Much of the soil on Melville Koppies is shallow and acidic, which means that the grasses are sparse and unpalatable. But in the places where the soil is deeper we have two of the best grazing grasses in Africa.

Themeda triandra

Rooigras - one of the best grazing grasses in Africa
Photo: Norman Baines

One is Themeda triandra, "Rooigrass" in Afrikaans or "Red Grass" in English. If you drive through the Free State you see hundreds of kilometres of this grass. It is found in Asia and Australasia as well, meaning that it originated here before the break-up of Gondwanaland about 160 million years ago.

In shaded and moist areas of the Melville Koppies there is another prime grazing grass, Panicum maximum, with the odd common name of "Guinea Grass".

It is easy to recognise because of the purple colour of the inflorescense, and the hairless spikelets, which give it a "dotted" look.

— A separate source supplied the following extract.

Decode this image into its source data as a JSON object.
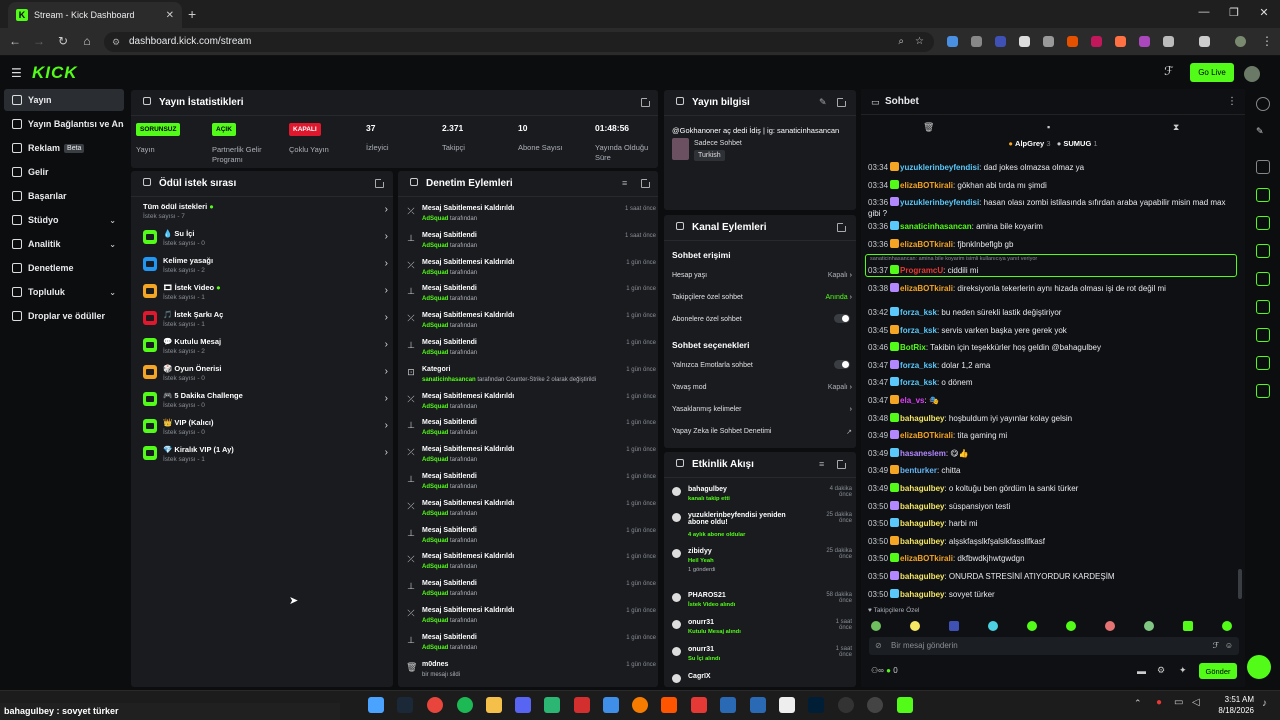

Themeda triandra

Panicum maximum, another one of the best grazing grasses in Africa
Photo: Norman Baines

This beautiful grass is regarded as a weed by sugarcane farmers, among others. A weed is most easily defined as a plant growing where you don't want it to, and much of the vegetation on Melville Koppies is regarded as a weed by farmers and gardeners. We treasure it.

Panicum maximum is today found throughout the tropics, but again it is one of Africa's legacies to the world, originating here before the Gondwanaland break-up.

The abundant seed production attracts birds, particularly the Bronze Mannikin. It is easy to grow from seed if you are cultivating an indigenous garden, and the seed is available at nurseries.

Themeda triandra

Setaria megaphylla, a good grazing grass originating in Africa, but also found in South America and India.
Photo: Norman Baines

Another grass which has a high grazing value is Setaria megaphylla with the clumsy common name of "Broad-leaved Bristle Grass".

It grows abundantly in the forested areas of Melville Koppies Central, where the shade, deep soil, and moisture suit it. Unusually it is very easily identifiable by its leaf, which is broad and pleated.

Many of the grasses on Melville Koppies are not palatable. We have no idea how the area was used when it was a farm, and although our grassland must show the characteristics of "undergrazing", the mix of grasses may reflect how it was used by the Geldenhuys family. Grassland takes a very long time to recover from misuse or abuse. The shallow acidic soils on the ridges also determine what grasses dominate - mostly unpalatable pioneer species.

Turpentine Grass

Turpentine Grass, an unpalatable grass used by stock as a last resort.
Photo: Norman Baines

In the deeper soils there is an extremeley unpalatable grass called Cymbopogon excavatus, Turpentine grass. The chemical taste and smell are caused by an essential oil with 18 ingredients. It requires some imagination to detect a turpentine taste.

Hyparrrhenia tamba

Thatching grass on the old shooting range on MK West: Hyparrhenia tamba in the foreground, and H. hirta in the distance.
Photo: Norman Baines

Late in summer the thatching grasses reach their peak.

Thatching grasses form "climax" grassland - an area where a single species dominates. We have dense stands of thatching grass on the old shooting range on Melville Koppies West, in the "old road reserve" - a strip of land along the southern extreme of the West, and on the north-eastern slopes of Melville Koppies Central.

Fire is an important factor in the development of grasslands. Fire clears out the "moribund", the detritus which gathers at the base, and encourages new growth.

On the Central Section we have too few fires, and on the West too many.

Boat Grass

Monocymbium ceresiiforme - Boat Grass.
Photo: Gena Orfali

As summer ends a beautiful bronze coloured grass comes into flower.

This is Monocymbium ceresiiforme, Boat Grass. It is distinguished by having spathes which cover and protect the flowers. They have the distinctive bronze colour, which slowly fades to a dull gold.

When the Boat Grass fades you know that summer is over, and then we wait for the winter fires.